The particles under investigation, k’ap and ist, both convey a pre-theoretic notion of ‘emphasis’. K’ap is glossed as ‘certainly, indeed, for sure’ by Rigsby (1986) and as ‘must, have to, absolutely, simply, really, no getting out of it, no two ways about it, no choice about it’ by Tarpent (1987) (in the closely related Nisga’a). Ist is glossed as ‘interact’ by Rigsby and as ‘affirmative’ by Tarpent. I argue that k’ap p is licensed when ¬p is in the Projected Set (the set of potential future common grounds at the time of utterance, Farkas and Bruce 2010). Ist p, on the other hand, conveys that the speaker wishes to downdate the current Question Under Discussion by asserting p (following Gutzmann and Castroviejo Miró’s 2011 analysis of verum focus). I show that these analyses correctly account for the distribution of the particles across a range of discourse contexts and speech act types. Several questions for future research remain, including how to account for the effect of the particles in imperatives. Larger questions are also raised about how we can account for subtle differences between k’ap and ist and similar elements (particles, verum focus) in German and English.

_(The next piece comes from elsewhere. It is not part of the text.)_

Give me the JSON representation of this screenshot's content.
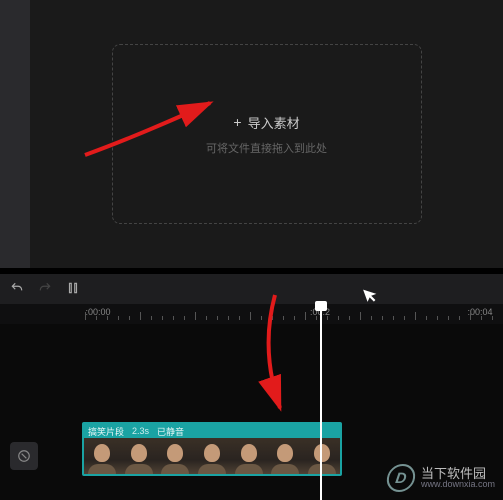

5:30-6:00: Business meeting
6:30pm: Conference Dinner (Location TBA at the conference)
Michael Gagnon (Concordia University), Seven reasons why even lazy pronouns are senseless
Gabriel Gaudreault (Concordia University), Semantics in pregroup grammars through a variant of the lambda-calculus
Olivia Podlesny (Carleton University), Investigating disjunction in American Sign Language
Ehsan Amjadian (Carleton University), Investigating bridging identification from an Information Retrieval perspective
Gita Zareikar (University of Ottawa), Aspect and Evidentiality in Azeri
Chris Genovesi (Carleton University), Metaphor and conversational implicature
Kunio Hessel and Ashley Sokalski (Carleton University), Numerals, indefinites, and binominal “each”
** REGISTER: To register for Tom 8 please click here.